Stephen Elder argues that one of the reasons the recently announced review of the national curriculum is necessary is that a constructivist approach to teaching predominates and the curriculum is therefore imbalanced (“Review will add missing balance to curriculum”, 20/1).
Some previous state and territory syllabus documents may have been based on a preferred approach to teaching but ACARA’s Australian Curriculum details only what students should learn. How the material is to be taught is left to teachers and schools.
According to Elder, constructivist approaches are characterised, in part, by students being “centre stage”. This does sound rather like Minister Pyne’s requirement that the curriculum should place students first.
Elder writes that ad hominem attacks in relation to the review are wasteful. Perhaps he should in turn be cautioned about straw man arguments.
Garry Collins, President, Australian Association for the Teaching of English (AATE)
|Tags: Curriculum matters|
State Conference 2019
State Conference will be held on 17th August 2019 at Lourdes Hill College,Hawthorne Road, Hawthorne. Bronwyn Lea, UQ will present a keynote address on the value of poetry in the new curriculum landscape. Second keynote to be confirmed. As usual there will be a huge range of practical and inspirational workshops for you to ...
This is the first time I have been to an ETAQ conference and it was really sensational to get so much at all of the sessions.
ETAQ conferences always have sessions that make me excited to be a teacher.

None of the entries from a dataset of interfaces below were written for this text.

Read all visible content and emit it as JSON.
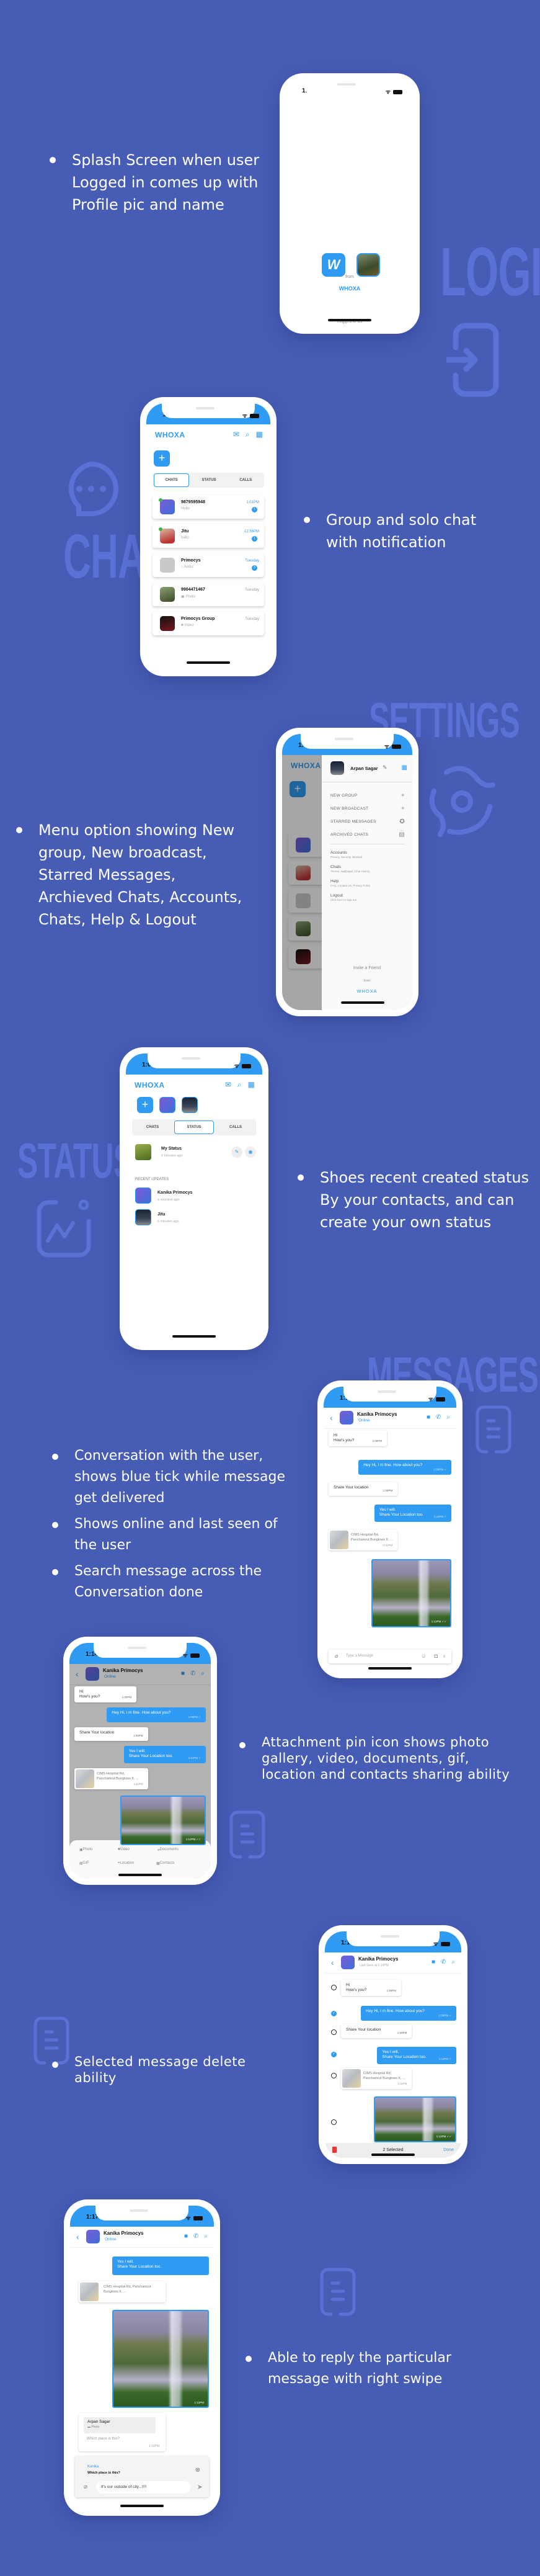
{
  "theme": {
    "background": "#475cb5",
    "accent": "#2f9bf2",
    "watermark": "#5a72d6"
  },
  "sections": {
    "login": {
      "watermark": "LOGIN",
      "bullets": [
        "Splash Screen when user Logged in comes up with Profile pic and name"
      ],
      "phone": {
        "time": "1:05",
        "logo_letter": "W",
        "logged_in_label": "Logged in as",
        "user_name": "Arpan Sagar",
        "from_label": "from",
        "brand": "WHOXA"
      }
    },
    "chat": {
      "watermark": "CHAT",
      "bullets": [
        "Group and solo chat with notification"
      ],
      "phone": {
        "time": "1:02",
        "brand": "WHOXA",
        "tabs": [
          "CHATS",
          "STATUS",
          "CALLS"
        ],
        "active_tab": "CHATS",
        "chats": [
          {
            "name": "9879595948",
            "preview": "Hello",
            "time": "1:01PM",
            "unread": "1",
            "online": true
          },
          {
            "name": "Jitu",
            "preview": "hello",
            "time": "12:56PM",
            "unread": "1",
            "online": true
          },
          {
            "name": "Primocys",
            "preview": "Audio",
            "time": "Tuesday",
            "unread": "3",
            "online": false
          },
          {
            "name": "9904471467",
            "preview": "Photo",
            "time": "Tuesday",
            "unread": "",
            "online": false
          },
          {
            "name": "Primocys Group",
            "preview": "Video",
            "time": "Tuesday",
            "unread": "",
            "online": false
          }
        ]
      }
    },
    "settings": {
      "watermark": "SETTINGS",
      "bullets": [
        "Menu option showing New group, New broadcast, Starred Messages, Archieved Chats, Accounts, Chats, Help & Logout"
      ],
      "phone": {
        "time": "1:07",
        "brand": "WHOXA",
        "profile_name": "Arpan Sagar",
        "menu": [
          {
            "label": "NEW GROUP",
            "icon": "plus-icon"
          },
          {
            "label": "NEW BROADCAST",
            "icon": "plus-icon"
          },
          {
            "label": "STARRED MESSAGES",
            "icon": "star-icon"
          },
          {
            "label": "ARCHIVED CHATS",
            "icon": "archive-icon"
          }
        ],
        "settings": [
          {
            "title": "Accounts",
            "subtitle": "Privacy, Security, Blocked"
          },
          {
            "title": "Chats",
            "subtitle": "Theme, Wallpaper, Chat History"
          },
          {
            "title": "Help",
            "subtitle": "FAQ, Contact Us, Privacy Policy"
          },
          {
            "title": "Logout",
            "subtitle": "Click here to sign out"
          }
        ],
        "invite": "Invite a Friend",
        "from_label": "from",
        "footer_brand": "WHOXA"
      }
    },
    "status": {
      "watermark": "STATUS",
      "bullets": [
        "Shoes recent created status By your contacts, and can create your own status"
      ],
      "phone": {
        "time": "1:08",
        "brand": "WHOXA",
        "tabs": [
          "CHATS",
          "STATUS",
          "CALLS"
        ],
        "active_tab": "STATUS",
        "my_status": {
          "title": "My Status",
          "time": "5 minutes ago"
        },
        "recent_label": "RECENT UPDATES",
        "recent": [
          {
            "name": "Kanika Primocys",
            "time": "a moment ago"
          },
          {
            "name": "Jitu",
            "time": "6 minutes ago"
          }
        ]
      }
    },
    "messages": {
      "watermark": "MESSAGES",
      "bullets": [
        "Conversation with the user, shows blue tick while message get delivered",
        "Shows online and last seen of the user",
        "Search message across the Conversation done"
      ],
      "phone": {
        "time": "1:12",
        "contact": "Kanika Primocys",
        "presence": "Online",
        "input_placeholder": "Type a Message"
      }
    },
    "attachments": {
      "bullets": [
        "Attachment pin icon shows photo gallery, video, documents, gif, location and contacts sharing ability"
      ],
      "phone": {
        "time": "1:14",
        "contact": "Kanika Primocys",
        "presence": "Online",
        "options": [
          "Photo",
          "Video",
          "Documents",
          "GIF",
          "Location",
          "Contacts"
        ]
      }
    },
    "delete": {
      "bullets": [
        "Selected message delete ability"
      ],
      "phone": {
        "time": "1:15",
        "contact": "Kanika Primocys",
        "presence": "Last Seen at 1:14PM",
        "selected_count": "2 Selected",
        "done_label": "Done"
      }
    },
    "reply": {
      "bullets": [
        "Able to reply the particular message with right swipe"
      ],
      "phone": {
        "time": "1:17",
        "contact": "Kanika Primocys",
        "presence": "Online",
        "quoted_sender": "Arpan Sagar",
        "quoted_type": "Photo",
        "reply_text": "Which place is this?",
        "reply_time": "1:16PM",
        "replying_to": "Kanika",
        "replying_to_text": "Which place is this?",
        "input_value": "It's our outside of city...!!!!"
      }
    }
  },
  "conversation": [
    {
      "dir": "in",
      "text": "Hi\nHow's you?",
      "time": "1:09PM"
    },
    {
      "dir": "out",
      "text": "Hey Hi, I m fine. How about you?",
      "time": "1:09PM",
      "selected": true
    },
    {
      "dir": "in",
      "text": "Share Your location",
      "time": "1:09PM"
    },
    {
      "dir": "out",
      "text": "Yes I will.\nShare Your Location too.",
      "time": "1:11PM",
      "selected": true
    },
    {
      "dir": "in",
      "type": "location",
      "text": "CIMS Hospital Rd, Panchamrut Bunglows II, ...",
      "time": "1:11PM"
    },
    {
      "dir": "out",
      "type": "image",
      "time": "1:12PM"
    }
  ]
}
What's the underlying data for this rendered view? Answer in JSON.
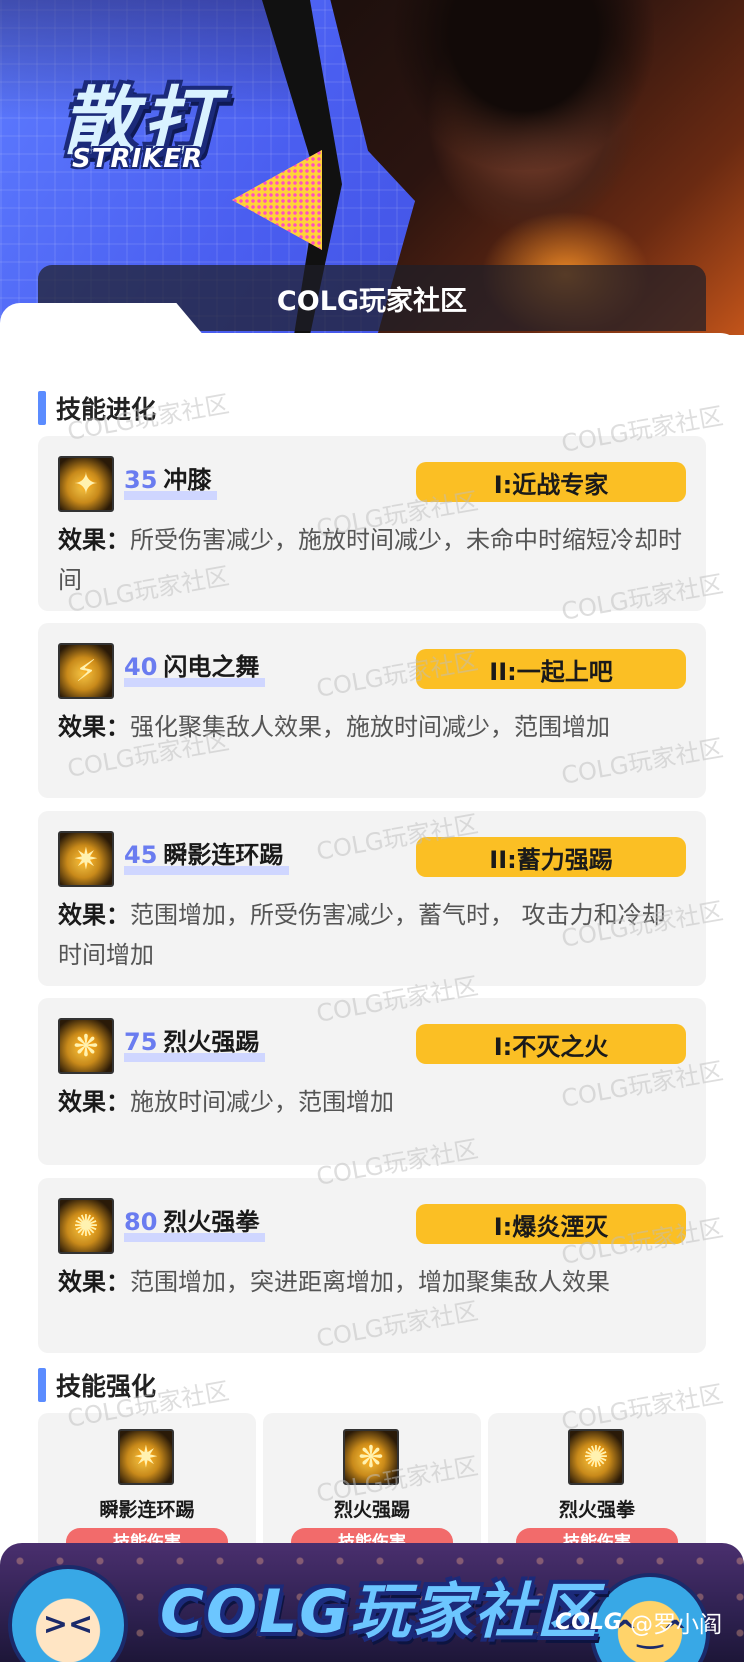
{
  "hero": {
    "title": "散打",
    "subtitle": "STRIKER",
    "community": "COLG玩家社区"
  },
  "watermark": "COLG玩家社区",
  "evolution": {
    "section_title": "技能进化",
    "effect_label": "效果：",
    "items": [
      {
        "level": "35",
        "name": "冲膝",
        "badge": "I:近战专家",
        "effect": "所受伤害减少，施放时间减少，未命中时缩短冷却时间",
        "icon": "knee-strike-icon"
      },
      {
        "level": "40",
        "name": "闪电之舞",
        "badge": "II:一起上吧",
        "effect": "强化聚集敌人效果，施放时间减少，范围增加",
        "icon": "lightning-dance-icon"
      },
      {
        "level": "45",
        "name": "瞬影连环踢",
        "badge": "II:蓄力强踢",
        "effect": "范围增加，所受伤害减少，蓄气时， 攻击力和冷却时间增加",
        "icon": "shadow-kick-icon"
      },
      {
        "level": "75",
        "name": "烈火强踢",
        "badge": "I:不灭之火",
        "effect": "施放时间减少，范围增加",
        "icon": "flame-kick-icon"
      },
      {
        "level": "80",
        "name": "烈火强拳",
        "badge": "I:爆炎湮灭",
        "effect": "范围增加，突进距离增加，增加聚集敌人效果",
        "icon": "flame-fist-icon"
      }
    ]
  },
  "enhancement": {
    "section_title": "技能强化",
    "items": [
      {
        "name": "瞬影连环踢",
        "tag": "技能伤害",
        "icon": "shadow-kick-icon"
      },
      {
        "name": "烈火强踢",
        "tag": "技能伤害",
        "icon": "flame-kick-icon"
      },
      {
        "name": "烈火强拳",
        "tag": "技能伤害",
        "icon": "flame-fist-icon"
      }
    ]
  },
  "footer": {
    "title": "COLG玩家社区",
    "brand": "COLG",
    "author": "@罗小阎"
  }
}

I know that ETAQ conferences in the past have never disappointed - valuable, relevant, practical, inspiring so I came again.Read All